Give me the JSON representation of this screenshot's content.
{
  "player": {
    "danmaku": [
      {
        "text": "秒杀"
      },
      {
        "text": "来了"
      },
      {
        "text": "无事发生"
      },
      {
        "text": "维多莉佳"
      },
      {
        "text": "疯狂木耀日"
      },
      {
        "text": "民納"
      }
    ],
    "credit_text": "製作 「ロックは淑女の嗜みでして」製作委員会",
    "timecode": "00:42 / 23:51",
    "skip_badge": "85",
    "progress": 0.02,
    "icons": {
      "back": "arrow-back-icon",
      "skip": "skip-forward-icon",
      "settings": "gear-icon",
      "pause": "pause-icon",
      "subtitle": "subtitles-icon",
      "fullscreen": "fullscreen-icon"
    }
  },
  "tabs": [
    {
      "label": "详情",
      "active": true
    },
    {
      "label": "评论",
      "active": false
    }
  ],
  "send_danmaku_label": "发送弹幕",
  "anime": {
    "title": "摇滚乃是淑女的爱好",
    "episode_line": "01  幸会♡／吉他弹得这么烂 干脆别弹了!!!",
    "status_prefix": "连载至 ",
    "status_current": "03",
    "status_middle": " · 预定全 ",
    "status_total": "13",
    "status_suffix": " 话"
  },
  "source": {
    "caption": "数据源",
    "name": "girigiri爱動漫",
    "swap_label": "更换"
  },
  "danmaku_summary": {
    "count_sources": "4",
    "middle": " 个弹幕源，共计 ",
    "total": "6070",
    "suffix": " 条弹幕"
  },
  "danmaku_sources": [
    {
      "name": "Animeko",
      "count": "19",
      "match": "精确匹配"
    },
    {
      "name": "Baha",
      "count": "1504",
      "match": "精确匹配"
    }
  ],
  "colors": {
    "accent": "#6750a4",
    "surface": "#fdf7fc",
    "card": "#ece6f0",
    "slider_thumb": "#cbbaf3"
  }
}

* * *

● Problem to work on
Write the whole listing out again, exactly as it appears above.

● Task output
Give me the JSON representation of this screenshot's content.
{
  "player": {
    "danmaku": [
      {
        "text": "秒杀"
      },
      {
        "text": "来了"
      },
      {
        "text": "无事发生"
      },
      {
        "text": "维多莉佳"
      },
      {
        "text": "疯狂木耀日"
      },
      {
        "text": "民納"
      }
    ],
    "credit_text": "製作 「ロックは淑女の嗜みでして」製作委員会",
    "timecode": "00:42 / 23:51",
    "skip_badge": "85",
    "progress": 0.02,
    "icons": {
      "back": "arrow-back-icon",
      "skip": "skip-forward-icon",
      "settings": "gear-icon",
      "pause": "pause-icon",
      "subtitle": "subtitles-icon",
      "fullscreen": "fullscreen-icon"
    }
  },
  "tabs": [
    {
      "label": "详情",
      "active": true
    },
    {
      "label": "评论",
      "active": false
    }
  ],
  "send_danmaku_label": "发送弹幕",
  "anime": {
    "title": "摇滚乃是淑女的爱好",
    "episode_line": "01  幸会♡／吉他弹得这么烂 干脆别弹了!!!",
    "status_prefix": "连载至 ",
    "status_current": "03",
    "status_middle": " · 预定全 ",
    "status_total": "13",
    "status_suffix": " 话"
  },
  "source": {
    "caption": "数据源",
    "name": "girigiri爱動漫",
    "swap_label": "更换"
  },
  "danmaku_summary": {
    "count_sources": "4",
    "middle": " 个弹幕源，共计 ",
    "total": "6070",
    "suffix": " 条弹幕"
  },
  "danmaku_sources": [
    {
      "name": "Animeko",
      "count": "19",
      "match": "精确匹配"
    },
    {
      "name": "Baha",
      "count": "1504",
      "match": "精确匹配"
    }
  ],
  "colors": {
    "accent": "#6750a4",
    "surface": "#fdf7fc",
    "card": "#ece6f0",
    "slider_thumb": "#cbbaf3"
  }
}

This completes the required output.